*Dataset records:*
:::

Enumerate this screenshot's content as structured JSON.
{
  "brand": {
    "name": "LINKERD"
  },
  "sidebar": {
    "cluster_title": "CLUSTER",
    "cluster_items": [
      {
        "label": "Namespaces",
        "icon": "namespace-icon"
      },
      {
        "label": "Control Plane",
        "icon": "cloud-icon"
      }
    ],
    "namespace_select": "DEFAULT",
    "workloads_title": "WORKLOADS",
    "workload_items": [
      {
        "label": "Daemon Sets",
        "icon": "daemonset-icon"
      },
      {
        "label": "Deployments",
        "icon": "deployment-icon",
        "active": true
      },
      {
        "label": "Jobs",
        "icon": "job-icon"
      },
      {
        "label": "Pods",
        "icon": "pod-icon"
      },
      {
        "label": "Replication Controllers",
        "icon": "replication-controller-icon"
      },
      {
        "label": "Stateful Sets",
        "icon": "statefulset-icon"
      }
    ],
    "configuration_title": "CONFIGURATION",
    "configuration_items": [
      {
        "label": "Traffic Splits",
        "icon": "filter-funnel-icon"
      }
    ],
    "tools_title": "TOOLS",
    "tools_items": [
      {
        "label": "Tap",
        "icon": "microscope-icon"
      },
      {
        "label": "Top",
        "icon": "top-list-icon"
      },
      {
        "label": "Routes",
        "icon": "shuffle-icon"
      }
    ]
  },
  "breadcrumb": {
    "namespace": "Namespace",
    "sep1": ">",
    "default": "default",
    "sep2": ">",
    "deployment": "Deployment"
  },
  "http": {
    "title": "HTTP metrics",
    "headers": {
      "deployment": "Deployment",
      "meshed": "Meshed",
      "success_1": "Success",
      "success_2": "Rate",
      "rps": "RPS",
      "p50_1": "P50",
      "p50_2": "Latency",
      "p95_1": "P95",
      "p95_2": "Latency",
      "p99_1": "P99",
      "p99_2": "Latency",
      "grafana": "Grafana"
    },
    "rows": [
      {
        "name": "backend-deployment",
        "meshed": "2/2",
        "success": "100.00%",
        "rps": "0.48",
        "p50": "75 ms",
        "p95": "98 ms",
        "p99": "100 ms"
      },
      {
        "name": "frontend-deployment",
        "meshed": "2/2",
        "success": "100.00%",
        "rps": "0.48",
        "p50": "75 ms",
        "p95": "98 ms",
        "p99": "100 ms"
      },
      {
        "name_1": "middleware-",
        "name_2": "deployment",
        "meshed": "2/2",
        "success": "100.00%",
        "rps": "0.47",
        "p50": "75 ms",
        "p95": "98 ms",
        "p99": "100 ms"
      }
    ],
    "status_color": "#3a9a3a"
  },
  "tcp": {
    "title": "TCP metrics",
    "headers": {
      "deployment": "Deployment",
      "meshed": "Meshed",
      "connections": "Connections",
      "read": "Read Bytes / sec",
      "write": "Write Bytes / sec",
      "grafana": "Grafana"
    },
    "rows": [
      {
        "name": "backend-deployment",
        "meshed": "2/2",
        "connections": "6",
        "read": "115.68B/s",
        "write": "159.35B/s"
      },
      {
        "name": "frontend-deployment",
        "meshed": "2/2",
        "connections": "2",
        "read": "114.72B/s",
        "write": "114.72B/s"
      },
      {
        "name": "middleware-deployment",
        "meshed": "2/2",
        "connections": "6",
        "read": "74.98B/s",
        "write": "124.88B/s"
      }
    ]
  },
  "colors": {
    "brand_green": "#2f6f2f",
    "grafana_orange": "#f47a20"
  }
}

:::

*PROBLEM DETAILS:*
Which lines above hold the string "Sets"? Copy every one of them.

*EXPECTED OUTPUT:*
        "label": "Daemon Sets",
        "label": "Stateful Sets",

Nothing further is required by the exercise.